“Last summer, I received an envelope," the lawyer, Laura Sgrò, told NBC News on Wednesday. "I opened it and there was a picture of the statue of an angel in the Teutonic Cemetery inside the Vatican. And a letter that simply said, 'If you want to find Emanuela, search where the angel looks.'"
The family requested the Vatican look into the new lead and Tuesday, officials announced they would dig up the grave under the angel statue, she said.
"On church standards, the decision was pretty swift," she said. "We are cautious about this, as there were many leads in the past that proved to be unfounded, but it’s worth trying."
The tombs are due to be opened July 11. Orlandi’s relatives will be present along with the relatives of the people buried there.
The exhumed remains will then go through DNA testing in order to establish whether they might be Orlandi’s, Gisotti said.
Pietro Orlandi, Emanuela’s brother, said he was hopeful because the anonymous letter was not the only source that indicated that the angel in the Teutonic Cemetery was the place to look for his sister’s remains.
“It’s a rumor that has been circulating within the Vatican for a while now,” he said. Pietro said it was a good sign that the Vatican was now cooperating with the investigation, and added that his family had asked for the tomb under the angel to be searched but that the Holy See had offered to open up two.

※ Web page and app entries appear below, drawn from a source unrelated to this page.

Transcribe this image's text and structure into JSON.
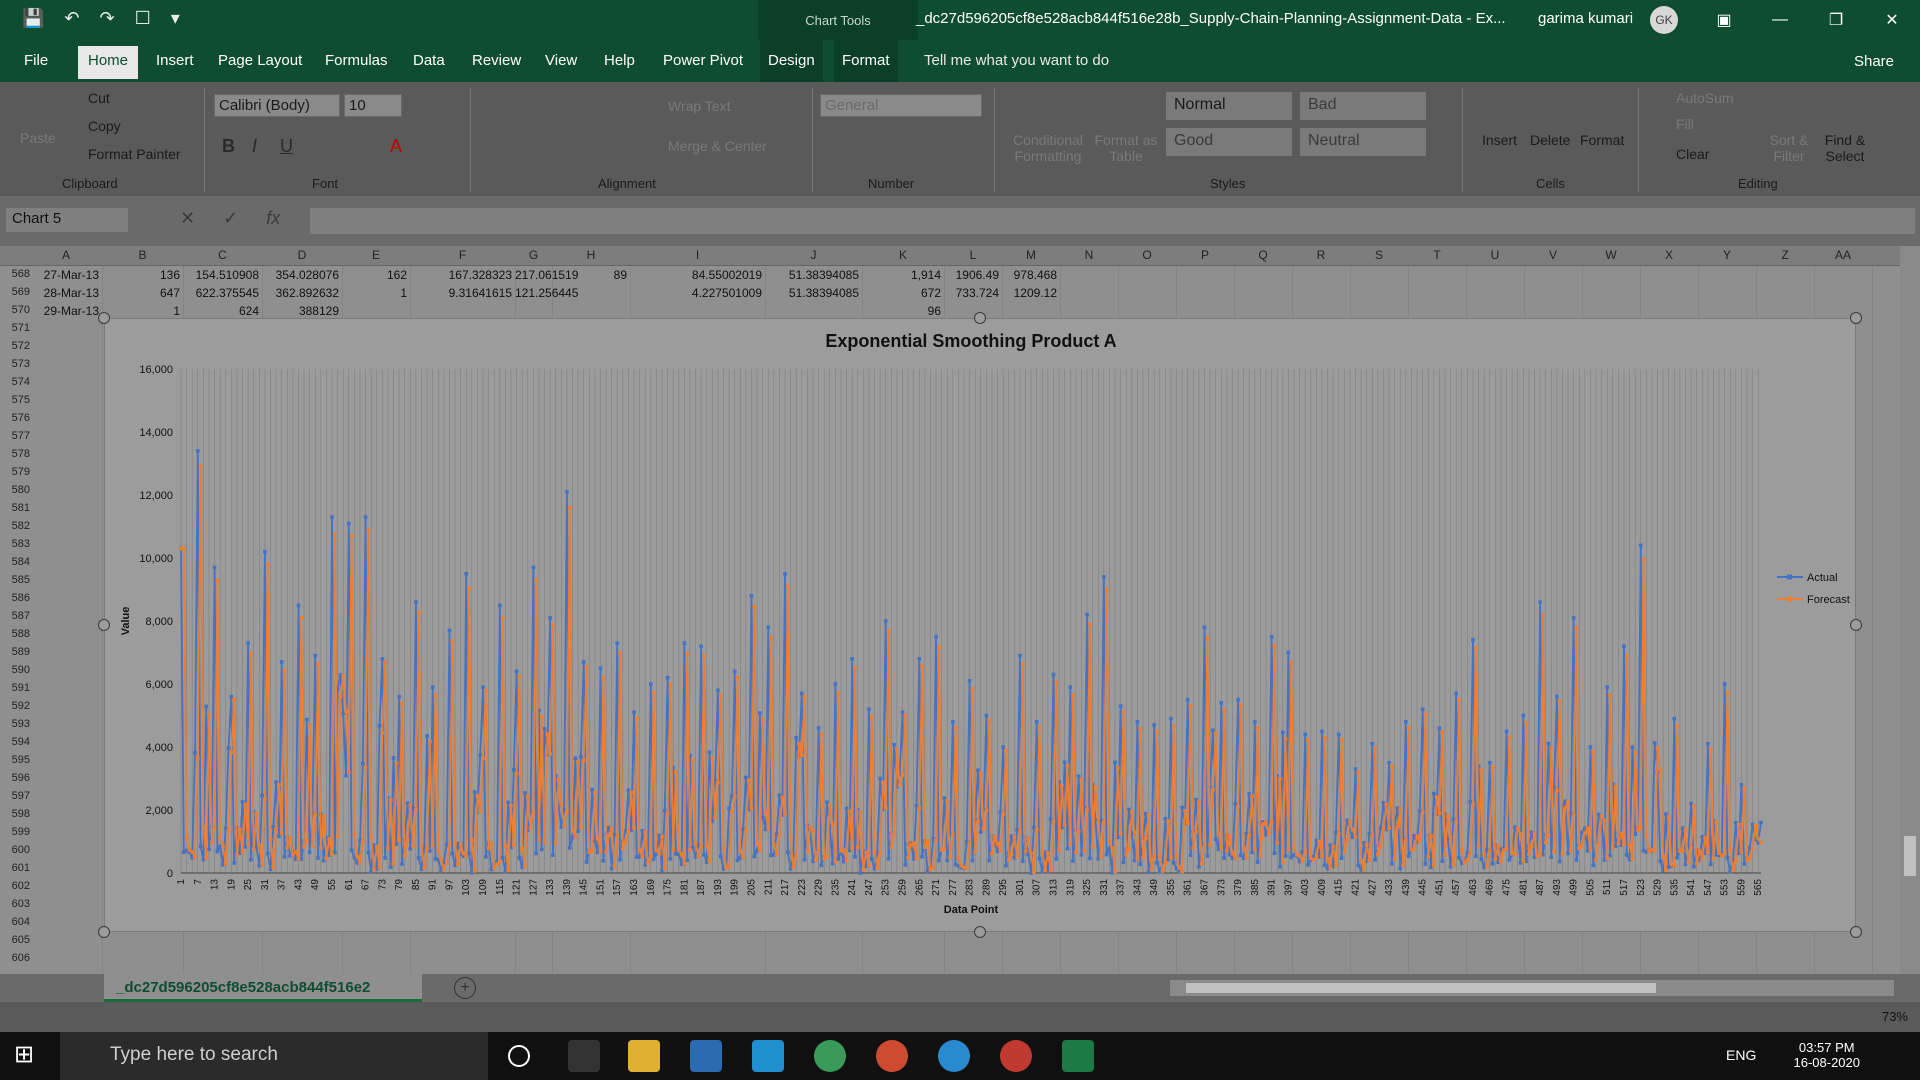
{
  "titlebar": {
    "context_tab": "Chart Tools",
    "doc_title": "_dc27d596205cf8e528acb844f516e28b_Supply-Chain-Planning-Assignment-Data  -  Ex...",
    "user": "garima kumari",
    "avatar": "GK",
    "qat_icons": [
      "save-icon",
      "undo-icon",
      "redo-icon",
      "touch-icon",
      "customize-icon"
    ]
  },
  "menu": {
    "tabs": [
      "File",
      "Home",
      "Insert",
      "Page Layout",
      "Formulas",
      "Data",
      "Review",
      "View",
      "Help",
      "Power Pivot",
      "Design",
      "Format"
    ],
    "active": "Home",
    "tell_me": "Tell me what you want to do",
    "share": "Share"
  },
  "ribbon": {
    "clipboard": {
      "paste": "Paste",
      "cut": "Cut",
      "copy": "Copy",
      "format_painter": "Format Painter",
      "label": "Clipboard"
    },
    "font": {
      "name": "Calibri (Body)",
      "size": "10",
      "label": "Font"
    },
    "alignment": {
      "wrap": "Wrap Text",
      "merge": "Merge & Center",
      "label": "Alignment"
    },
    "number": {
      "format": "General",
      "label": "Number"
    },
    "styles": {
      "conditional": "Conditional Formatting",
      "format_table": "Format as Table",
      "cells": [
        "Normal",
        "Bad",
        "Good",
        "Neutral"
      ],
      "label": "Styles"
    },
    "cells": {
      "insert": "Insert",
      "delete": "Delete",
      "format": "Format",
      "label": "Cells"
    },
    "editing": {
      "autosum": "AutoSum",
      "fill": "Fill",
      "clear": "Clear",
      "sort": "Sort & Filter",
      "find": "Find & Select",
      "label": "Editing"
    }
  },
  "formula": {
    "namebox": "Chart 5",
    "fx": "fx",
    "value": ""
  },
  "columns": [
    "A",
    "B",
    "C",
    "D",
    "E",
    "F",
    "G",
    "H",
    "I",
    "J",
    "K",
    "L",
    "M",
    "N",
    "O",
    "P",
    "Q",
    "R",
    "S",
    "T",
    "U",
    "V",
    "W",
    "X",
    "Y",
    "Z",
    "AA"
  ],
  "rows": [
    {
      "num": "568",
      "A": "27-Mar-13",
      "B": "136",
      "C": "154.510908",
      "D": "354.028076",
      "E": "162",
      "F": "167.328323",
      "G": "217.061519",
      "H": "89",
      "I": "84.55002019",
      "J": "51.38394085",
      "K": "1,914",
      "L": "1906.49",
      "M": "978.468"
    },
    {
      "num": "569",
      "A": "28-Mar-13",
      "B": "647",
      "C": "622.375545",
      "D": "362.892632",
      "E": "1",
      "F": "9.31641615",
      "G": "121.256445",
      "H": "",
      "I": "4.227501009",
      "J": "51.38394085",
      "K": "672",
      "L": "733.724",
      "M": "1209.12"
    },
    {
      "num": "570",
      "A": "29-Mar-13",
      "B": "1",
      "C": "624",
      "D": "388129",
      "E": "",
      "F": "",
      "G": "",
      "H": "",
      "I": "",
      "J": "",
      "K": "96",
      "L": "",
      "M": ""
    }
  ],
  "row_numbers": [
    "571",
    "572",
    "573",
    "574",
    "575",
    "576",
    "577",
    "578",
    "579",
    "580",
    "581",
    "582",
    "583",
    "584",
    "585",
    "586",
    "587",
    "588",
    "589",
    "590",
    "591",
    "592",
    "593",
    "594",
    "595",
    "596",
    "597",
    "598",
    "599",
    "600",
    "601",
    "602",
    "603",
    "604",
    "605",
    "606"
  ],
  "chart_data": {
    "type": "line",
    "title": "Exponential Smoothing Product A",
    "xlabel": "Data Point",
    "ylabel": "Value",
    "ylim": [
      0,
      16000
    ],
    "yticks": [
      "0",
      "2,000",
      "4,000",
      "6,000",
      "8,000",
      "10,000",
      "12,000",
      "14,000",
      "16,000"
    ],
    "x_start": 1,
    "x_end": 566,
    "x_tick_step": 6,
    "legend": "right",
    "series": [
      {
        "name": "Actual",
        "color": "#4472c4"
      },
      {
        "name": "Forecast",
        "color": "#ed7d31"
      }
    ],
    "peaks_actual": [
      [
        1,
        10300
      ],
      [
        7,
        13400
      ],
      [
        13,
        9700
      ],
      [
        19,
        5600
      ],
      [
        25,
        7300
      ],
      [
        31,
        10200
      ],
      [
        37,
        6700
      ],
      [
        43,
        8500
      ],
      [
        49,
        6900
      ],
      [
        55,
        11300
      ],
      [
        61,
        11100
      ],
      [
        67,
        11300
      ],
      [
        73,
        6800
      ],
      [
        79,
        5600
      ],
      [
        85,
        8600
      ],
      [
        91,
        5900
      ],
      [
        97,
        7700
      ],
      [
        103,
        9500
      ],
      [
        109,
        5900
      ],
      [
        115,
        8500
      ],
      [
        121,
        6400
      ],
      [
        127,
        9700
      ],
      [
        133,
        8100
      ],
      [
        139,
        12100
      ],
      [
        145,
        6700
      ],
      [
        151,
        6500
      ],
      [
        157,
        7300
      ],
      [
        163,
        5100
      ],
      [
        169,
        6000
      ],
      [
        175,
        6200
      ],
      [
        181,
        7300
      ],
      [
        187,
        7200
      ],
      [
        193,
        5800
      ],
      [
        199,
        6400
      ],
      [
        205,
        8800
      ],
      [
        211,
        7800
      ],
      [
        217,
        9500
      ],
      [
        223,
        5700
      ],
      [
        229,
        4600
      ],
      [
        235,
        6000
      ],
      [
        241,
        6800
      ],
      [
        247,
        5200
      ],
      [
        253,
        8000
      ],
      [
        259,
        5100
      ],
      [
        265,
        6800
      ],
      [
        271,
        7500
      ],
      [
        277,
        4800
      ],
      [
        283,
        6100
      ],
      [
        289,
        5000
      ],
      [
        295,
        4000
      ],
      [
        301,
        6900
      ],
      [
        307,
        4800
      ],
      [
        313,
        6300
      ],
      [
        319,
        5900
      ],
      [
        325,
        8200
      ],
      [
        331,
        9400
      ],
      [
        337,
        5300
      ],
      [
        343,
        4800
      ],
      [
        349,
        4700
      ],
      [
        355,
        4900
      ],
      [
        361,
        5500
      ],
      [
        367,
        7800
      ],
      [
        373,
        5400
      ],
      [
        379,
        5500
      ],
      [
        385,
        4800
      ],
      [
        391,
        7500
      ],
      [
        397,
        7000
      ],
      [
        403,
        4400
      ],
      [
        409,
        4500
      ],
      [
        415,
        4400
      ],
      [
        421,
        3300
      ],
      [
        427,
        4100
      ],
      [
        433,
        3500
      ],
      [
        439,
        4800
      ],
      [
        445,
        5200
      ],
      [
        451,
        4600
      ],
      [
        457,
        5700
      ],
      [
        463,
        7400
      ],
      [
        469,
        3500
      ],
      [
        475,
        4500
      ],
      [
        481,
        5000
      ],
      [
        487,
        8600
      ],
      [
        493,
        5600
      ],
      [
        499,
        8100
      ],
      [
        505,
        4000
      ],
      [
        511,
        5900
      ],
      [
        517,
        7200
      ],
      [
        523,
        10400
      ],
      [
        529,
        3200
      ],
      [
        535,
        4900
      ],
      [
        541,
        2200
      ],
      [
        547,
        4100
      ],
      [
        553,
        6000
      ],
      [
        559,
        2800
      ],
      [
        566,
        1600
      ]
    ],
    "note_forecast": "Forecast closely tracks Actual, lagged by one period, peaks slightly lower"
  },
  "sheet": {
    "tab": "_dc27d596205cf8e528acb844f516e2",
    "add": "+"
  },
  "status": {
    "zoom": "73%"
  },
  "taskbar": {
    "search": "Type here to search",
    "lang": "ENG",
    "time": "03:57 PM",
    "date": "16-08-2020"
  }
}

“If it turns out she really is buried there, there will be many people inside the Vatican who will have to be held accountable and answer difficult questions,” he said.
Claudio Lavanga reported from Rome; Saphora Smith from London.
Claudio Lavanga is Rome-based producer and correspondent for NBC News.
Saphora Smith is a London-based reporter for NBC News Digital.